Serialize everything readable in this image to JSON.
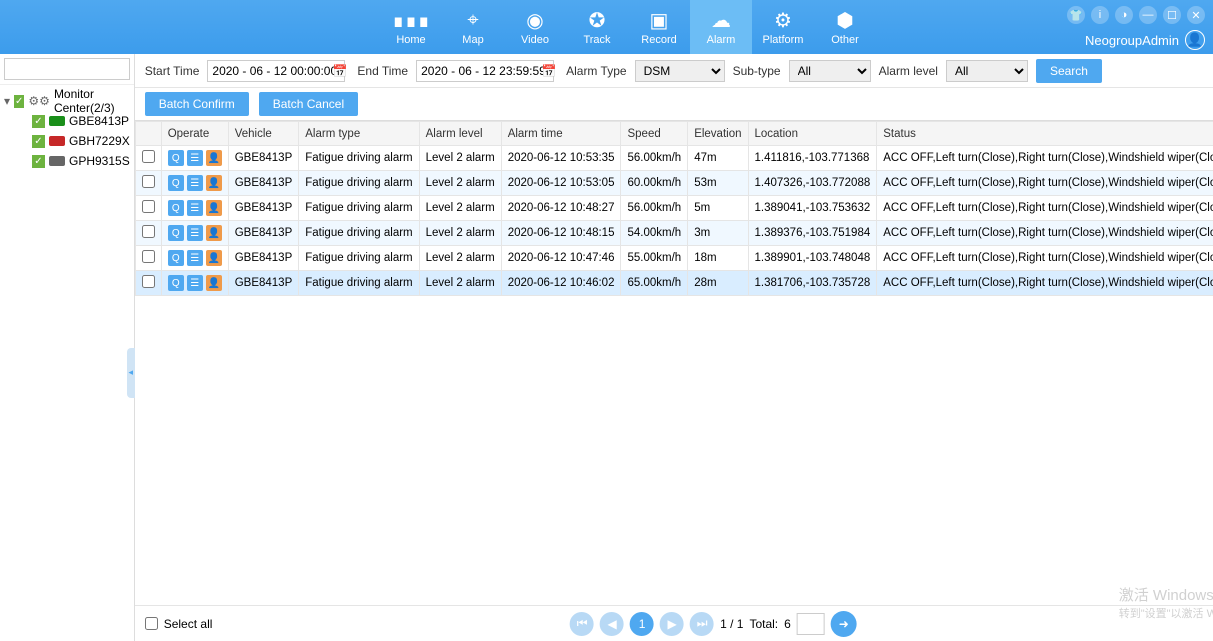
{
  "user": "NeogroupAdmin",
  "nav": [
    {
      "label": "Home"
    },
    {
      "label": "Map"
    },
    {
      "label": "Video"
    },
    {
      "label": "Track"
    },
    {
      "label": "Record"
    },
    {
      "label": "Alarm"
    },
    {
      "label": "Platform"
    },
    {
      "label": "Other"
    }
  ],
  "sidebar": {
    "root": "Monitor Center(2/3)",
    "items": [
      {
        "name": "GBE8413P",
        "color": "green"
      },
      {
        "name": "GBH7229X",
        "color": "red"
      },
      {
        "name": "GPH9315S",
        "color": "gray"
      }
    ]
  },
  "filters": {
    "start_label": "Start Time",
    "start_value": "2020 - 06 - 12 00:00:00",
    "end_label": "End Time",
    "end_value": "2020 - 06 - 12 23:59:59",
    "alarm_type_label": "Alarm Type",
    "alarm_type_value": "DSM",
    "sub_type_label": "Sub-type",
    "sub_type_value": "All",
    "alarm_level_label": "Alarm level",
    "alarm_level_value": "All",
    "search_btn": "Search",
    "batch_confirm": "Batch Confirm",
    "batch_cancel": "Batch Cancel"
  },
  "columns": [
    "Operate",
    "Vehicle",
    "Alarm type",
    "Alarm level",
    "Alarm time",
    "Speed",
    "Elevation",
    "Location",
    "Status"
  ],
  "rows": [
    {
      "vehicle": "GBE8413P",
      "type": "Fatigue driving alarm",
      "level": "Level 2 alarm",
      "time": "2020-06-12 10:53:35",
      "speed": "56.00km/h",
      "elev": "47m",
      "loc": "1.411816,-103.771368",
      "status": "ACC OFF,Left turn(Close),Right turn(Close),Windshield wiper(Close),Unbraked"
    },
    {
      "vehicle": "GBE8413P",
      "type": "Fatigue driving alarm",
      "level": "Level 2 alarm",
      "time": "2020-06-12 10:53:05",
      "speed": "60.00km/h",
      "elev": "53m",
      "loc": "1.407326,-103.772088",
      "status": "ACC OFF,Left turn(Close),Right turn(Close),Windshield wiper(Close),Unbraked"
    },
    {
      "vehicle": "GBE8413P",
      "type": "Fatigue driving alarm",
      "level": "Level 2 alarm",
      "time": "2020-06-12 10:48:27",
      "speed": "56.00km/h",
      "elev": "5m",
      "loc": "1.389041,-103.753632",
      "status": "ACC OFF,Left turn(Close),Right turn(Close),Windshield wiper(Close),Unbraked"
    },
    {
      "vehicle": "GBE8413P",
      "type": "Fatigue driving alarm",
      "level": "Level 2 alarm",
      "time": "2020-06-12 10:48:15",
      "speed": "54.00km/h",
      "elev": "3m",
      "loc": "1.389376,-103.751984",
      "status": "ACC OFF,Left turn(Close),Right turn(Close),Windshield wiper(Close),Unbraked"
    },
    {
      "vehicle": "GBE8413P",
      "type": "Fatigue driving alarm",
      "level": "Level 2 alarm",
      "time": "2020-06-12 10:47:46",
      "speed": "55.00km/h",
      "elev": "18m",
      "loc": "1.389901,-103.748048",
      "status": "ACC OFF,Left turn(Close),Right turn(Close),Windshield wiper(Close),Unbraked"
    },
    {
      "vehicle": "GBE8413P",
      "type": "Fatigue driving alarm",
      "level": "Level 2 alarm",
      "time": "2020-06-12 10:46:02",
      "speed": "65.00km/h",
      "elev": "28m",
      "loc": "1.381706,-103.735728",
      "status": "ACC OFF,Left turn(Close),Right turn(Close),Windshield wiper(Close),Unbraked"
    }
  ],
  "footer": {
    "select_all": "Select all",
    "page_info": "1  /  1",
    "total_label": "Total:",
    "total_value": "6"
  },
  "watermark": {
    "line1": "激活 Windows",
    "line2": "转到\"设置\"以激活 Windows。"
  }
}
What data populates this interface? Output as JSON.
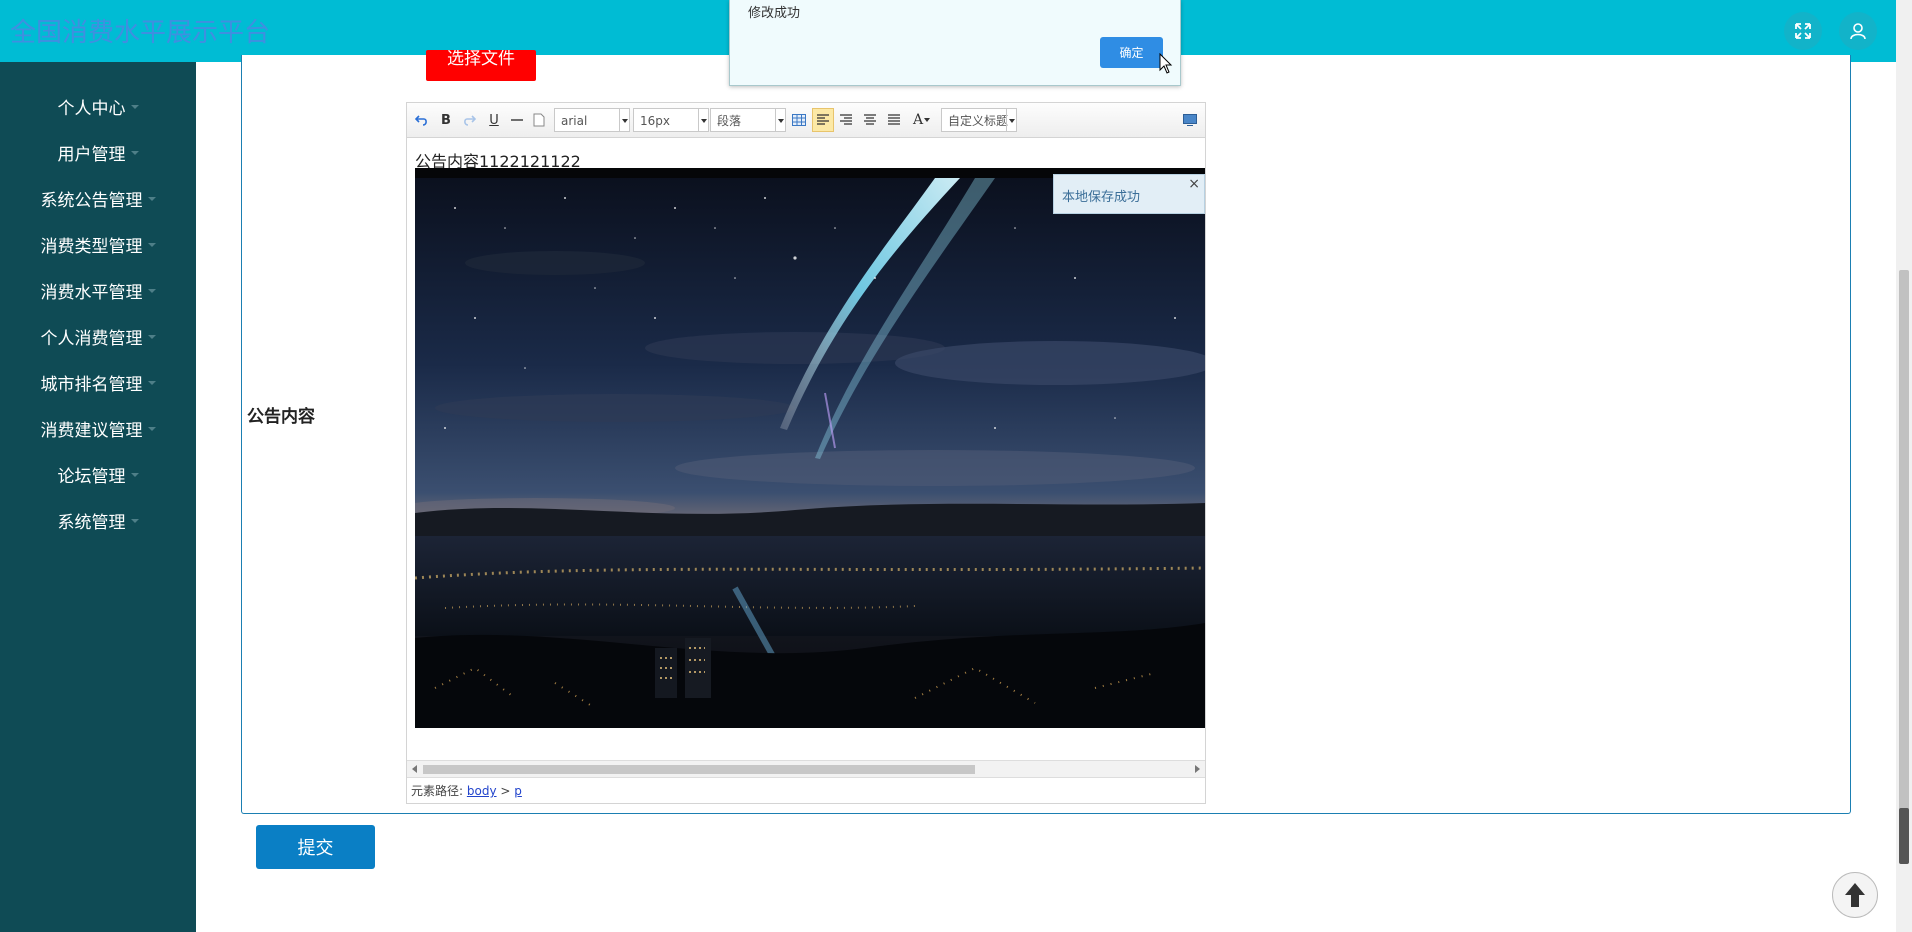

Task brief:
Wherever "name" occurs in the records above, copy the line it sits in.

Completed task:
        "name": "GBE8413P",
        "name": "GBH7229X",
        "name": "GPH9315S",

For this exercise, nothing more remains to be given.